The relationship between a god and a stone as his representation can be seen from the third-century work called the Syriac Homily of Pseudo-Meliton where he describes the pagan faiths of Syriac-speakers in northern Mesopotamia, who were Arabs. The pre-Islamic Arabian religions were polytheistic, with many of the deities' names known. Formal pantheons are more noticeable at the level of kingdoms, of variable sizes, ranging from simple city-states to collections of tribes. Tribes, clans and families had their own cults too. Christian Julien Robin suggests that this structure of the divine world reflected the society of the time. A large number of deities did not have proper names and were referred to by titles indicating a quality, a family relationship, or a locale preceded by "he who" or "she who"; the religious beliefs and practices of the nomadic Bedouin were distinct from those of the settled tribes of towns such as Mecca. Nomadic religious belief systems and practices are believed to have included fetishism and veneration of the dead but were connected principally with immediate concerns and problems and did not consider larger philosophical questions such as the afterlife.
Settled urban Arabs, on the other hand, are thought to have believed in a more complex pantheon of deities. While the Meccans and the other settled inhabitants of the Hejaz worshiped their gods at permanent shrines in towns and oases, the Bedouin practiced their religion on the move. In south Arabia, mndh’t were anonymous guardian spirits of the community and the ancestor spirits of the family, they were known as ‘the sun of their ancestors’. In north Arabia, ginnaye were known from Palmyrene inscriptions as “the good and rewarding gods” and were related to the jinn of west and central Arabia. Unlike jinn, ginnaye could not hurt nor possess humans and were much more similar to the Roman genius. According to common Arabian belief, pre-Islamic philosophers, poets were inspired by the jinn. However, jinn were feared and thought to be responsible for causing various diseases and mental illnesses. Aside from benevolent gods and spirits, there existed malevolent beings; these beings were not attested in the epigraphic record, but were alluded to in pre-Islamic Arabic poetry, their legends were collected by Muslim authors.

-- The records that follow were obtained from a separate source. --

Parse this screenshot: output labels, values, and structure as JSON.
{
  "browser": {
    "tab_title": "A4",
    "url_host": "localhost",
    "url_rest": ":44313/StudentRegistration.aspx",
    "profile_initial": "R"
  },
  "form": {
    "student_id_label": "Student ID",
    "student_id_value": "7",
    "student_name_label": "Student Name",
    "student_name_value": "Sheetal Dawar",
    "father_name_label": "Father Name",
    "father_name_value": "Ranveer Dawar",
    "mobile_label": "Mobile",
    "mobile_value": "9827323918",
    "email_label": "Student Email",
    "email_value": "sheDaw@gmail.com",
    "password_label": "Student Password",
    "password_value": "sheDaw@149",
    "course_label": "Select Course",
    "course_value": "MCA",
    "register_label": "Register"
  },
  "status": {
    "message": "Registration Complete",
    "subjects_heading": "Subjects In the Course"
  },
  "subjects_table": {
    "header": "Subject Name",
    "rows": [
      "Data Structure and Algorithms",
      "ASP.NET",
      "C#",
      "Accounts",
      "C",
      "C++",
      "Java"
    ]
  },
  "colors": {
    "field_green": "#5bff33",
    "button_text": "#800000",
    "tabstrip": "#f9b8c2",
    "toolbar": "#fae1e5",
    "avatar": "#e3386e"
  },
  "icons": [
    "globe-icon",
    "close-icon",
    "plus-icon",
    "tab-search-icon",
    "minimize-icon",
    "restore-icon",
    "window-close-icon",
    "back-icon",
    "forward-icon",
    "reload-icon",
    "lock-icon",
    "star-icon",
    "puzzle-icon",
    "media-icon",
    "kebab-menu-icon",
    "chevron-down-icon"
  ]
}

Mentioned are ghouls. Etymologically, the word “ghoul” was derived from the Arabic ghul, from ghala, “to seize”, related to the Sumerian galla, they are said to have a hideous appearance, with feet lik